PROBLEM STATEMENT -
Those lines of the following listing which contain the string "true" should be returned.
•••••
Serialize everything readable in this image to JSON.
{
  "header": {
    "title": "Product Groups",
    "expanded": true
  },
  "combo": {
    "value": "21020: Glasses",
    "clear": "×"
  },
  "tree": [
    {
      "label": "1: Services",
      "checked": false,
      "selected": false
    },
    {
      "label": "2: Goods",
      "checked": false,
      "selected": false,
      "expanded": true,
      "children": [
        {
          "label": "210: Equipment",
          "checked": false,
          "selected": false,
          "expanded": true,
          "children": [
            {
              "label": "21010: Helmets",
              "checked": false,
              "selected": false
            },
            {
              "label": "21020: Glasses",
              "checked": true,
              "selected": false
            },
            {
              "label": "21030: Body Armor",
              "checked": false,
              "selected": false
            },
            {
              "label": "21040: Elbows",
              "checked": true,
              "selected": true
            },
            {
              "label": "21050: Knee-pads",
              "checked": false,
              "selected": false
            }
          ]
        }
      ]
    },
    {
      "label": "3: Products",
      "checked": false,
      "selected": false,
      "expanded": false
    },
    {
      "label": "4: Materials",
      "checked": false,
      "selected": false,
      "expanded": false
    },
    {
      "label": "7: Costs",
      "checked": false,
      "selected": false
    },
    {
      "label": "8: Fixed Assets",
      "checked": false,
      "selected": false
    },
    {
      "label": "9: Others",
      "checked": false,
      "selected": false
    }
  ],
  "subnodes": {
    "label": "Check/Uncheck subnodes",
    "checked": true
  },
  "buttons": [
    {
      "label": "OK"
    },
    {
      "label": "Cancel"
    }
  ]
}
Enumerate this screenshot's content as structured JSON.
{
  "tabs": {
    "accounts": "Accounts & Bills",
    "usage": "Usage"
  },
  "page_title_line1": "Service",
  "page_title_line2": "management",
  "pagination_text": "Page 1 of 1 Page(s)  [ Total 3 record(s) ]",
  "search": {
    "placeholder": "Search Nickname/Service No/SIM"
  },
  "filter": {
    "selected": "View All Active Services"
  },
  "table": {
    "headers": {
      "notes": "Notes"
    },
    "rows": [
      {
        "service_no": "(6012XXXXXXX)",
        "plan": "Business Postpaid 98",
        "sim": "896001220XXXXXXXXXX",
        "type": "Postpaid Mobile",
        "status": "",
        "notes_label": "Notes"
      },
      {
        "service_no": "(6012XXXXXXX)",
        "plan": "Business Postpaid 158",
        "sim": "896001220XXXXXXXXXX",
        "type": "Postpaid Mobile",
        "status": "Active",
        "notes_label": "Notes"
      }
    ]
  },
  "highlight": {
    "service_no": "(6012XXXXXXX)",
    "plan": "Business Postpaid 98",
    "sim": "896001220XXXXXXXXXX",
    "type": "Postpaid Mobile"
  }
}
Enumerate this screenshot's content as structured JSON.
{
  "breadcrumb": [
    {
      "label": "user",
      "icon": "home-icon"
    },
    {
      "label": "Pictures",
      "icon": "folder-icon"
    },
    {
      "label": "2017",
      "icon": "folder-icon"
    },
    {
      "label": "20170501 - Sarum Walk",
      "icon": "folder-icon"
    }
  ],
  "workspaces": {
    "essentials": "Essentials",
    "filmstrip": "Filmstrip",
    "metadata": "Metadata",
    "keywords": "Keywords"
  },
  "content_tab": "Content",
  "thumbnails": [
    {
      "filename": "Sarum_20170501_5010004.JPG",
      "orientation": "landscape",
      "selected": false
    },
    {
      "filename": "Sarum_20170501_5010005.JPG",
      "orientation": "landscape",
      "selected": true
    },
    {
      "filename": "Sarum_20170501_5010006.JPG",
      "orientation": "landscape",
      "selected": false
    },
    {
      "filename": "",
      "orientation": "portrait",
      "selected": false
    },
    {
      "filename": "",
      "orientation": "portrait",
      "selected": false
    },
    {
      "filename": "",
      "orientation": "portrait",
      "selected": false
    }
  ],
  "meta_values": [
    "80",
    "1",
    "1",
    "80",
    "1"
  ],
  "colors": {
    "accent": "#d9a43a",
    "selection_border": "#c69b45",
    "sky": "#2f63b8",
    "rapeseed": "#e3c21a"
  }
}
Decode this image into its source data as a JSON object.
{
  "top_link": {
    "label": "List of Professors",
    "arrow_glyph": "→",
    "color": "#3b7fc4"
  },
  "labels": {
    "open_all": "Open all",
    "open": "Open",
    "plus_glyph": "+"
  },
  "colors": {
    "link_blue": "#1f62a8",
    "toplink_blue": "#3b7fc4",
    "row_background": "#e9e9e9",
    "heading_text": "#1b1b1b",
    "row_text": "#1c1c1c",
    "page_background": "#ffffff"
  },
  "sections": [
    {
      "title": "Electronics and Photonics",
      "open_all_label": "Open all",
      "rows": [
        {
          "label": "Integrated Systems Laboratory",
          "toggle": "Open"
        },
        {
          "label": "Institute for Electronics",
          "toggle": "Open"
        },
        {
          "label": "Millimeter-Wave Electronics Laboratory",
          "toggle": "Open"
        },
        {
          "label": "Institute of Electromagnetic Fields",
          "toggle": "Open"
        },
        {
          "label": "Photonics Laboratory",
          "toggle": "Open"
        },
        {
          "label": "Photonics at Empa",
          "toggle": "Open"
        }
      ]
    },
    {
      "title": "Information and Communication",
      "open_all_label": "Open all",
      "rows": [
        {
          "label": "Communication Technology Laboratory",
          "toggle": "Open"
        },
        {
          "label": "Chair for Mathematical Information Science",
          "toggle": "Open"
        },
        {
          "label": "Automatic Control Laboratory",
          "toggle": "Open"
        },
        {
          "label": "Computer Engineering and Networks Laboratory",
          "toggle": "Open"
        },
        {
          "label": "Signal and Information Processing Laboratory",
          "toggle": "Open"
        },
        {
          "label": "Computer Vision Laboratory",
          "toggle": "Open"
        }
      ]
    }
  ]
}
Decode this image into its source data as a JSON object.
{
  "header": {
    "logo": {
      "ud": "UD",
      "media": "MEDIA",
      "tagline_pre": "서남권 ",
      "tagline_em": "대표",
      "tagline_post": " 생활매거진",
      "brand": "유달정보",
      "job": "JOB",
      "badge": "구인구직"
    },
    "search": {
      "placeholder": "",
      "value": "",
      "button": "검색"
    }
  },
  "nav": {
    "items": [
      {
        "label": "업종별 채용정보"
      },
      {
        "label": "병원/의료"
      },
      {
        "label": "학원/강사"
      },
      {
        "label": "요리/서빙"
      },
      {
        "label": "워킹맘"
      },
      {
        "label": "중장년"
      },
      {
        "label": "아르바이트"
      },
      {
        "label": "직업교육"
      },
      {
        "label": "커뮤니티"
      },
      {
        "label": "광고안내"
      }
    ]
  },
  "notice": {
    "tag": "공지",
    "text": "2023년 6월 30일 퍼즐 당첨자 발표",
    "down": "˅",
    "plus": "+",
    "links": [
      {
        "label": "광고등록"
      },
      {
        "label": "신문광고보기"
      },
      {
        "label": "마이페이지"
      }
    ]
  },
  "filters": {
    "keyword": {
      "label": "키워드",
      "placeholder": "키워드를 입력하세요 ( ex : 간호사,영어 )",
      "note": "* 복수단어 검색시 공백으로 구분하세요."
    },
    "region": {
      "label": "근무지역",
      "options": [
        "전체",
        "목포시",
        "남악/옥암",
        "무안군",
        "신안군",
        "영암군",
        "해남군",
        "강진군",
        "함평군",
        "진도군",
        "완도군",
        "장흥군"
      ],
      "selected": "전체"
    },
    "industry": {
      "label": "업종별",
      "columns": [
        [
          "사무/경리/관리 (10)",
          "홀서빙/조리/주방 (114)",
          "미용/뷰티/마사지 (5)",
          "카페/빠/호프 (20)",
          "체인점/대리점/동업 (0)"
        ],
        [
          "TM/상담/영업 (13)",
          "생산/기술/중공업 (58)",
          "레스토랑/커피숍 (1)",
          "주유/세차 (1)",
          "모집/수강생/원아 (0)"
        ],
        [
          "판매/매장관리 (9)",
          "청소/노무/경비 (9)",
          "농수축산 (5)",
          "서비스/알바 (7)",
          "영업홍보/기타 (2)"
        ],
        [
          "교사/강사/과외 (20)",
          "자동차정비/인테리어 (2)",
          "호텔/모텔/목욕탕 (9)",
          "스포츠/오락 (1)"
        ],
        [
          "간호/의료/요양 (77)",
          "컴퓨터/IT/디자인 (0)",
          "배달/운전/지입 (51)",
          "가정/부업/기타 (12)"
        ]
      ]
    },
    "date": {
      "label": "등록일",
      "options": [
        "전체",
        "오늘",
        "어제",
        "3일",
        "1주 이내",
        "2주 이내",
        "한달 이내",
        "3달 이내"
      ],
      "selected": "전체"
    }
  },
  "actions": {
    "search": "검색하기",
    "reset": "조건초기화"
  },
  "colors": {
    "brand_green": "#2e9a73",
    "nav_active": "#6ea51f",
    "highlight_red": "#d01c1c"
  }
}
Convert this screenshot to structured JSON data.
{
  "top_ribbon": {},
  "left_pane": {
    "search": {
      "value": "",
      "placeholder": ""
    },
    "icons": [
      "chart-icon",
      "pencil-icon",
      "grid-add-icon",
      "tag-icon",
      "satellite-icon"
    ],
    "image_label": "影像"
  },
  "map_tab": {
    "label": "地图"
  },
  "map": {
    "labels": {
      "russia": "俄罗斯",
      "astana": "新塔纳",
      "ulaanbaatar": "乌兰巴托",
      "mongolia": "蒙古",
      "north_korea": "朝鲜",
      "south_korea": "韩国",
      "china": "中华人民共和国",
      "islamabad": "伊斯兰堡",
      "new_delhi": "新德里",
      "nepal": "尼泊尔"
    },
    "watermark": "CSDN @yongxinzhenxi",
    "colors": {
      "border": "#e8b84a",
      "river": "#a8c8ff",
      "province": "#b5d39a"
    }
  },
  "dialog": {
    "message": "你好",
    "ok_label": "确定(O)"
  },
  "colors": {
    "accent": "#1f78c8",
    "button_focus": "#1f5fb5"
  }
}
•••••
PROBLEM SOLUTION -
    "expanded": true
      "expanded": true,
          "expanded": true,
              "checked": true,
              "checked": true,
              "selected": true
    "checked": true
      "selected": true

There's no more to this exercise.